By default, Flutter expects you to have Chrome installed in order to be able to develop and debug with Flutter for Web. Not all of us like or wish to use chrome, we each may have our preferred flavour of chromium, be it Brave, Opera, Vivaldi or many of the other options.
While this is specifically for changing to Brave, the process should work the same for whichever your preferred Chromium flavour is.
All applications are installed in your applications directory, and to override the “Chrome” browser you simply need to set a new path in your environment.
This can be done by setting CHROME_EXECUTABLE in your bashrc or zshrc file, if you are using Brave, then the following should just work:
export CHROME_EXECUTABLE = /Applications/Brave Browser.app/Contents/MacOS/Brave Browser
If you are however using a different flavour of Chromium, then the way I found the correct path was to visit the “Application Monitor”. With the browser running.
Here you would look for the running instance of the browser in the list, there may be more than one, which is normal these days as many chromium browsers isolate each tab in its own running instance for performance and security.
You should see something similar to the above, once highlighted you want to click on the “I” icon and from the next window, click on the “Open Files and Ports” tab.
In the above screenshot, the line you are looking for is the 4th one:
/Applications/Brave Browser.app/Contents/MacOS/Brave Browser
This is the path that you will be setting as the CHROME_EXECUTABLE.
Then somewhere, probably at the bottom, of the files mentioned above, you will then add:
export CHROME_EXECUTABLE = "YOUR PATH HERE..."
Once done, load the file into your terminal or simply execute that same line within your terminal to update the environment.
To reload the file simply run:
. ~/.zshrc or . ~/.baschrc

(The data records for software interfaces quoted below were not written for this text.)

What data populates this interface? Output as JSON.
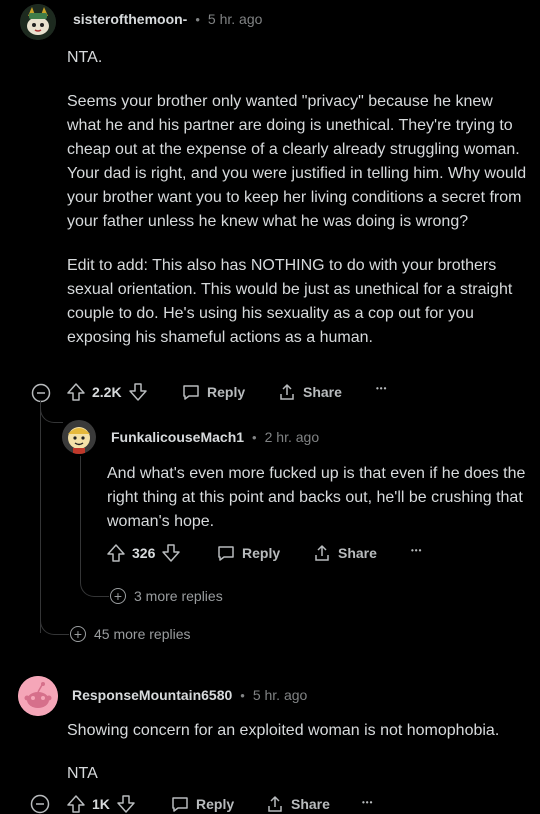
{
  "comment1": {
    "username": "sisterofthemoon-",
    "separator": "•",
    "time": "5 hr. ago",
    "paragraphs": [
      "NTA.",
      "Seems your brother only wanted \"privacy\" because he knew what he and his partner are doing is unethical. They're trying to cheap out at the expense of a clearly already struggling woman. Your dad is right, and you were justified in telling him. Why would your brother want you to keep her living conditions a secret from your father unless he knew what he was doing is wrong?",
      "Edit to add: This also has NOTHING to do with your brothers sexual orientation. This would be just as unethical for a straight couple to do. He's using his sexuality as a cop out for you exposing his shameful actions as a human."
    ],
    "votes": "2.2K",
    "reply_label": "Reply",
    "share_label": "Share",
    "more_label": "•••",
    "collapse_icon": "minus-circle-icon",
    "more_replies": "45 more replies"
  },
  "comment2": {
    "username": "FunkalicouseMach1",
    "separator": "•",
    "time": "2 hr. ago",
    "paragraphs": [
      "And what's even more fucked up is that even if he does the right thing at this point and backs out, he'll be crushing that woman's hope."
    ],
    "votes": "326",
    "reply_label": "Reply",
    "share_label": "Share",
    "more_label": "•••",
    "more_replies": "3 more replies"
  },
  "comment3": {
    "username": "ResponseMountain6580",
    "separator": "•",
    "time": "5 hr. ago",
    "paragraphs": [
      "Showing concern for an exploited woman is not homophobia.",
      "NTA"
    ],
    "votes": "1K",
    "reply_label": "Reply",
    "share_label": "Share",
    "more_label": "•••"
  },
  "colors": {
    "background": "#000000",
    "text": "#d7dadc",
    "muted": "#818384",
    "avatar3": "#f5a6b8"
  }
}
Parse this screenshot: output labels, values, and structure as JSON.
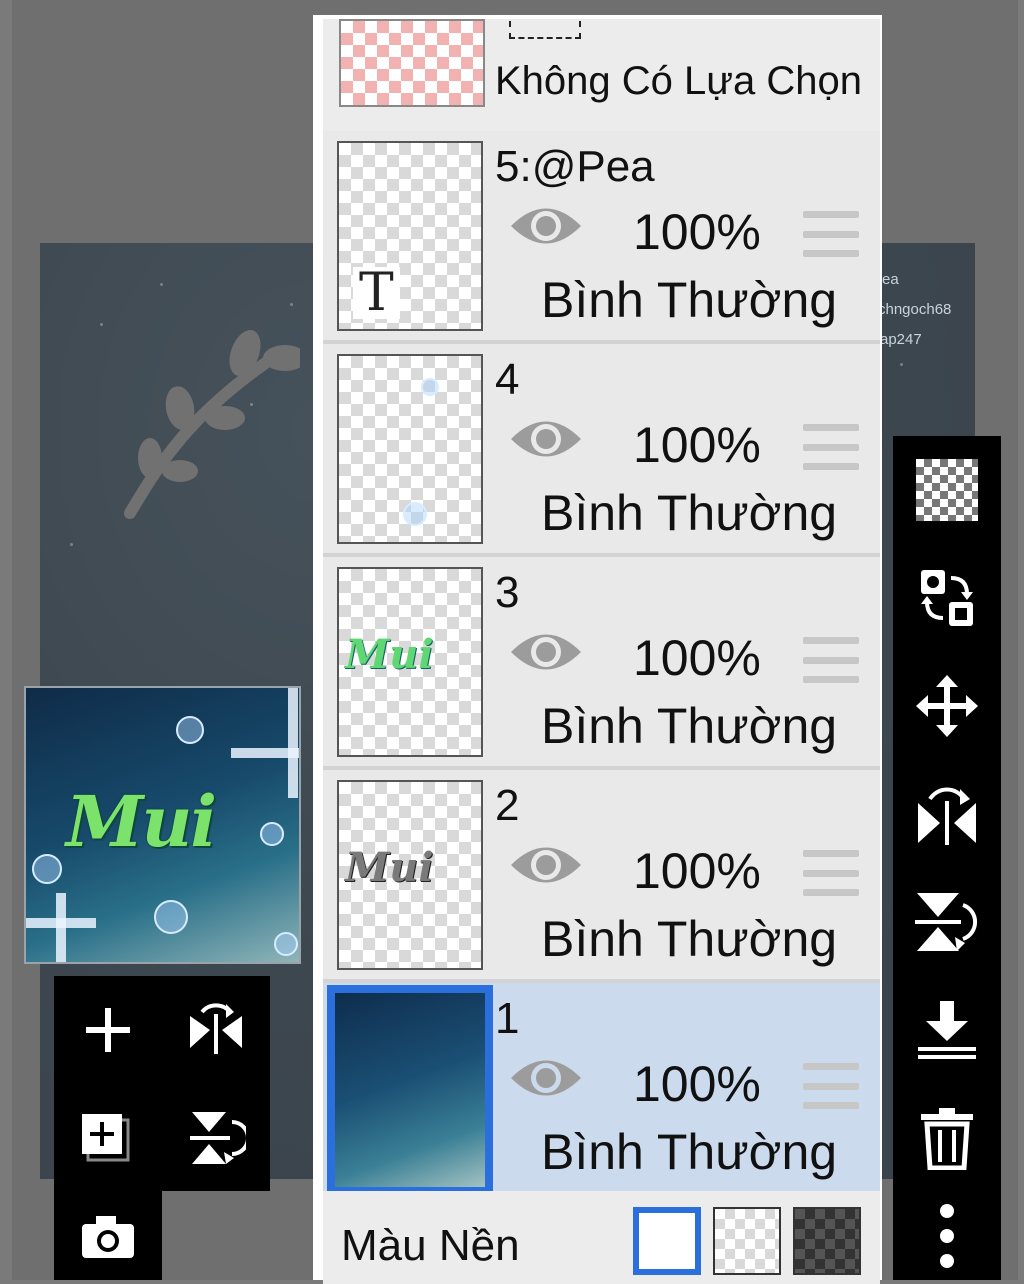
{
  "artwork_credits": [
    "ea",
    "chngoch68",
    "ap247"
  ],
  "selection_row": {
    "label": "Không Có Lựa Chọn"
  },
  "layers": [
    {
      "name": "5:@Pea",
      "opacity": "100%",
      "blend_mode": "Bình Thường",
      "thumb_glyph": "T",
      "visible": true
    },
    {
      "name": "4",
      "opacity": "100%",
      "blend_mode": "Bình Thường",
      "visible": true
    },
    {
      "name": "3",
      "opacity": "100%",
      "blend_mode": "Bình Thường",
      "visible": true
    },
    {
      "name": "2",
      "opacity": "100%",
      "blend_mode": "Bình Thường",
      "visible": true
    },
    {
      "name": "1",
      "opacity": "100%",
      "blend_mode": "Bình Thường",
      "visible": true,
      "selected": true
    }
  ],
  "footer": {
    "label": "Màu Nền",
    "options": [
      "white",
      "transparent",
      "dark-checker"
    ],
    "selected": "white"
  },
  "right_toolbar": [
    "transparency-icon",
    "swap-layer-icon",
    "move-icon",
    "flip-horizontal-icon",
    "flip-vertical-icon",
    "merge-down-icon",
    "trash-icon",
    "more-icon"
  ],
  "left_toolbar": [
    "add-layer-icon",
    "flip-horizontal-rotate-icon",
    "add-copy-layer-icon",
    "flip-vertical-rotate-icon",
    "camera-icon"
  ],
  "preview": {
    "text": "Mui"
  },
  "colors": {
    "selected_row": "#ccdaee",
    "accent_blue": "#2a6fdc",
    "toolbar_bg": "#000000"
  }
}
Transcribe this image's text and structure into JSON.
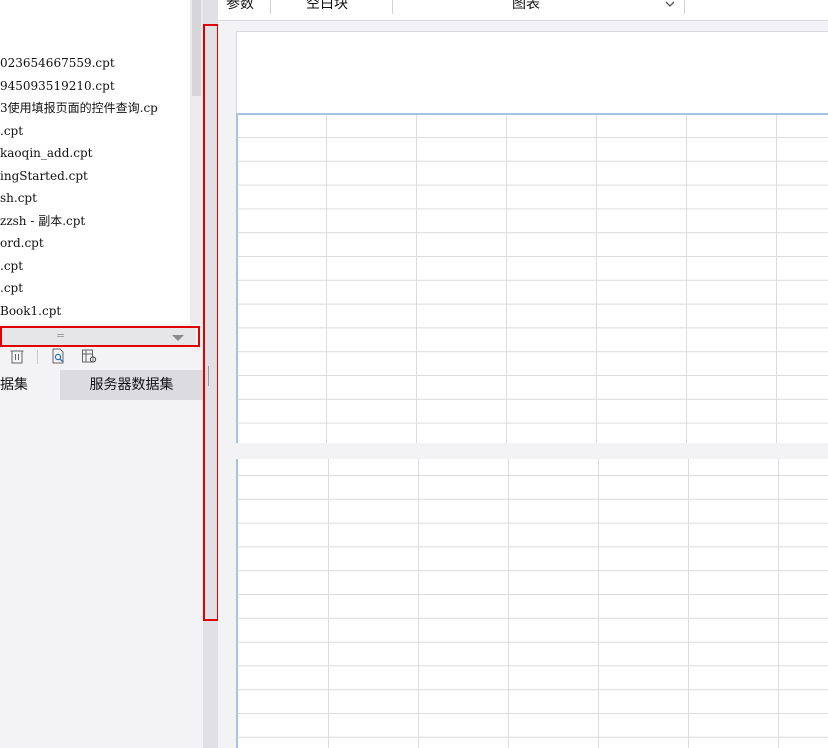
{
  "toolbar": {
    "items": [
      {
        "label": "参数"
      },
      {
        "label": "空白块"
      },
      {
        "label": "图表"
      }
    ],
    "dropdown_icon": "chevron-down-icon"
  },
  "file_tree": {
    "files": [
      "023654667559.cpt",
      "945093519210.cpt",
      "3使用填报页面的控件查询.cp",
      ".cpt",
      "kaoqin_add.cpt",
      "ingStarted.cpt",
      "sh.cpt",
      "zzsh - 副本.cpt",
      "ord.cpt",
      ".cpt",
      ".cpt",
      "Book1.cpt"
    ]
  },
  "splitter": {
    "grip": "="
  },
  "left_toolbar": {
    "icons": [
      "delete-icon",
      "search-preview-icon",
      "edit-dataset-icon"
    ]
  },
  "dataset_tabs": [
    {
      "label": "据集"
    },
    {
      "label": "服务器数据集"
    }
  ],
  "colors": {
    "highlight": "#e00000",
    "grid_line": "#dcdce0",
    "grid_border": "#a6c3e0",
    "panel_bg": "#f3f3f6"
  }
}
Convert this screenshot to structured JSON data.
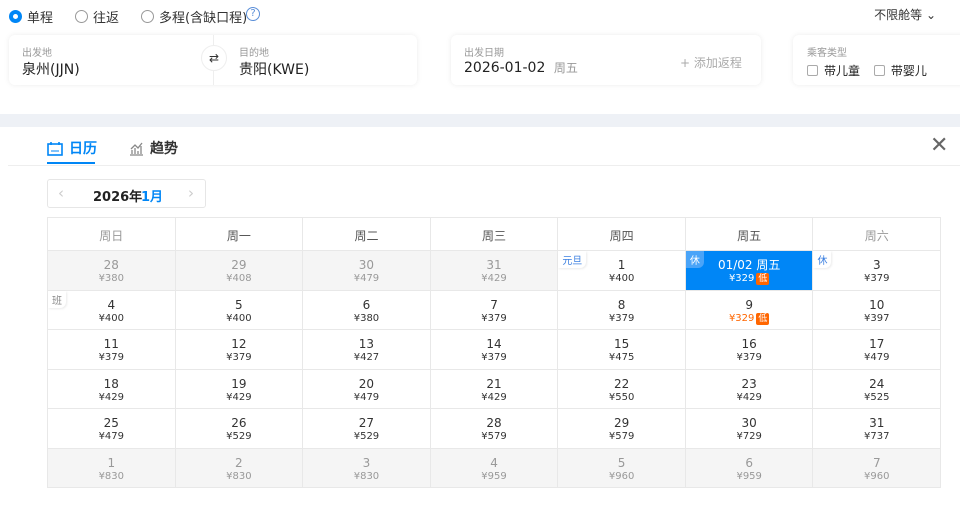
{
  "trip_types": [
    {
      "label": "单程",
      "selected": true
    },
    {
      "label": "往返",
      "selected": false
    },
    {
      "label": "多程(含缺口程)",
      "selected": false
    }
  ],
  "help_icon": "?",
  "cabin": "不限舱等 ⌄",
  "origin": {
    "label": "出发地",
    "value": "泉州(JJN)"
  },
  "destination": {
    "label": "目的地",
    "value": "贵阳(KWE)"
  },
  "date": {
    "label": "出发日期",
    "value": "2026-01-02",
    "weekday": "周五",
    "add_return": "+ 添加返程"
  },
  "passenger": {
    "label": "乘客类型",
    "child": "带儿童",
    "infant": "带婴儿"
  },
  "tabs": {
    "calendar": "日历",
    "trend": "趋势"
  },
  "month_nav": {
    "year": "2026年",
    "month": "1月"
  },
  "weekdays": [
    "周日",
    "周一",
    "周二",
    "周三",
    "周四",
    "周五",
    "周六"
  ],
  "colors": {
    "accent": "#0086f6",
    "low": "#ff6600"
  },
  "weeks": [
    [
      {
        "d": "28",
        "p": "¥380",
        "dim": true
      },
      {
        "d": "29",
        "p": "¥408",
        "dim": true
      },
      {
        "d": "30",
        "p": "¥479",
        "dim": true
      },
      {
        "d": "31",
        "p": "¥429",
        "dim": true
      },
      {
        "d": "1",
        "p": "¥400",
        "tag": "元旦"
      },
      {
        "d": "01/02 周五",
        "p": "¥329",
        "low": "低",
        "sel": true,
        "tag": "休"
      },
      {
        "d": "3",
        "p": "¥379",
        "tag": "休"
      }
    ],
    [
      {
        "d": "4",
        "p": "¥400",
        "tag": "班",
        "ban": true
      },
      {
        "d": "5",
        "p": "¥400"
      },
      {
        "d": "6",
        "p": "¥380"
      },
      {
        "d": "7",
        "p": "¥379"
      },
      {
        "d": "8",
        "p": "¥379"
      },
      {
        "d": "9",
        "p": "¥329",
        "low": "低",
        "orange": true
      },
      {
        "d": "10",
        "p": "¥397"
      }
    ],
    [
      {
        "d": "11",
        "p": "¥379"
      },
      {
        "d": "12",
        "p": "¥379"
      },
      {
        "d": "13",
        "p": "¥427"
      },
      {
        "d": "14",
        "p": "¥379"
      },
      {
        "d": "15",
        "p": "¥475"
      },
      {
        "d": "16",
        "p": "¥379"
      },
      {
        "d": "17",
        "p": "¥479"
      }
    ],
    [
      {
        "d": "18",
        "p": "¥429"
      },
      {
        "d": "19",
        "p": "¥429"
      },
      {
        "d": "20",
        "p": "¥479"
      },
      {
        "d": "21",
        "p": "¥429"
      },
      {
        "d": "22",
        "p": "¥550"
      },
      {
        "d": "23",
        "p": "¥429"
      },
      {
        "d": "24",
        "p": "¥525"
      }
    ],
    [
      {
        "d": "25",
        "p": "¥479"
      },
      {
        "d": "26",
        "p": "¥529"
      },
      {
        "d": "27",
        "p": "¥529"
      },
      {
        "d": "28",
        "p": "¥579"
      },
      {
        "d": "29",
        "p": "¥579"
      },
      {
        "d": "30",
        "p": "¥729"
      },
      {
        "d": "31",
        "p": "¥737"
      }
    ],
    [
      {
        "d": "1",
        "p": "¥830",
        "dim": true
      },
      {
        "d": "2",
        "p": "¥830",
        "dim": true
      },
      {
        "d": "3",
        "p": "¥830",
        "dim": true
      },
      {
        "d": "4",
        "p": "¥959",
        "dim": true
      },
      {
        "d": "5",
        "p": "¥960",
        "dim": true
      },
      {
        "d": "6",
        "p": "¥959",
        "dim": true
      },
      {
        "d": "7",
        "p": "¥960",
        "dim": true
      }
    ]
  ]
}
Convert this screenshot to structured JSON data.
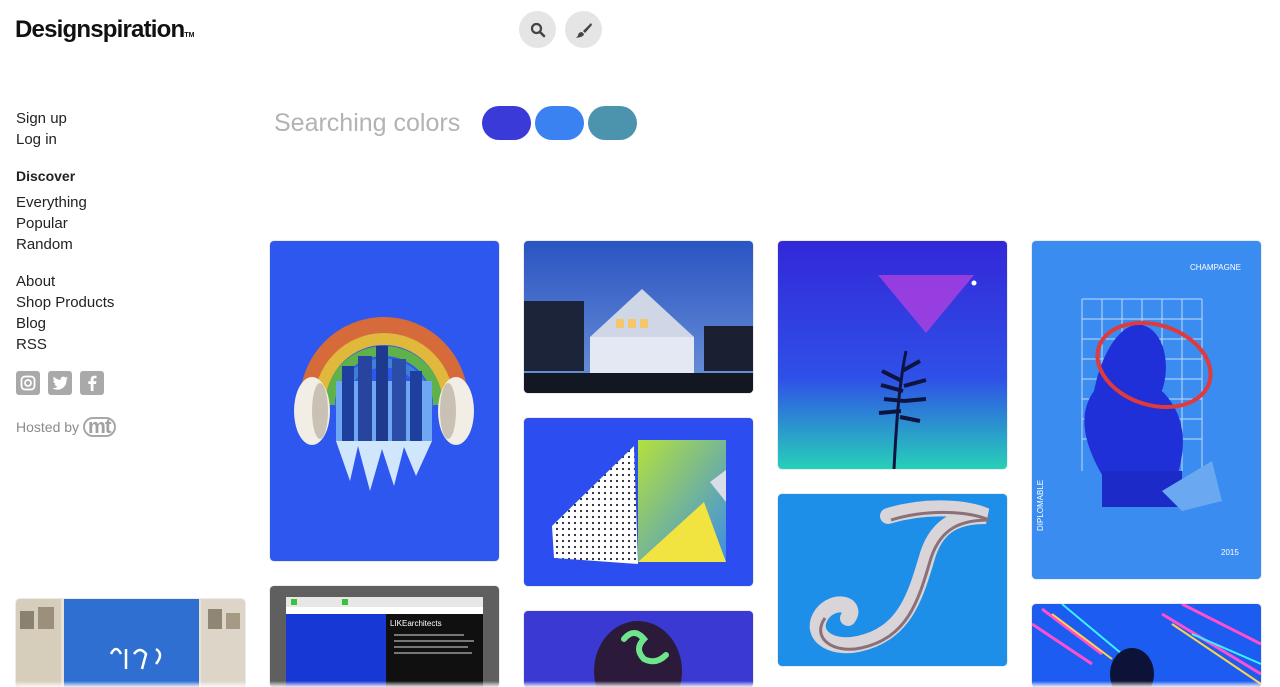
{
  "header": {
    "logo": "Designspiration",
    "logo_tm": "TM",
    "search_icon": "search-icon",
    "brush_icon": "paintbrush-icon"
  },
  "sidebar": {
    "account": [
      "Sign up",
      "Log in"
    ],
    "discover_heading": "Discover",
    "discover": [
      "Everything",
      "Popular",
      "Random"
    ],
    "links": [
      "About",
      "Shop Products",
      "Blog",
      "RSS"
    ],
    "social": [
      "instagram-icon",
      "twitter-icon",
      "facebook-icon"
    ],
    "hosted_by": "Hosted by",
    "hosted_logo": "mt"
  },
  "search": {
    "label": "Searching colors",
    "colors": [
      "#3a3ad8",
      "#3a82f2",
      "#4c94ae"
    ]
  },
  "grid": {
    "tiles": [
      {
        "name": "rainbow-headphones-city-image"
      },
      {
        "name": "house-at-dusk-image"
      },
      {
        "name": "folded-paper-shapes-image"
      },
      {
        "name": "palm-leaf-neon-image"
      },
      {
        "name": "letter-j-typography-image"
      },
      {
        "name": "champagne-bust-poster-image",
        "texts": [
          "CHAMPAGNE",
          "DIPLOMABLE",
          "2015"
        ]
      },
      {
        "name": "like-architects-website-image",
        "texts": [
          "LIKEarchitects"
        ]
      },
      {
        "name": "neon-face-image"
      },
      {
        "name": "glitch-silhouette-image"
      },
      {
        "name": "exhibition-wall-image"
      }
    ]
  }
}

Then to confirm everything was successful, run flutter doctor -v and check the output, it should include something like this and the CHROME_EXECUTABLE path should be the one you set.
If like me you use the built-in tooling for your editor, you may need to restart your editor for the new environment variables to be loaded in, otherwise hitting play may continue to use Chrome.
It is also possible to run:
flutter run -d web-server
However, at the time of writing this method did not support hot restart, so while simpler, not as useful down the line
Thank you for reading, hope you found this useful and can now use your preferred flavour of chromium to better enjoy your flutter development experience.
I hope you found this interesting, and if you have any questions, comments, or improvements, feel free to drop a comment. Enjoy your Flutter development journey :D
If you liked it, a like would be awesome, and if you really liked it, a cup of coffee would be great.
Thanks for reading.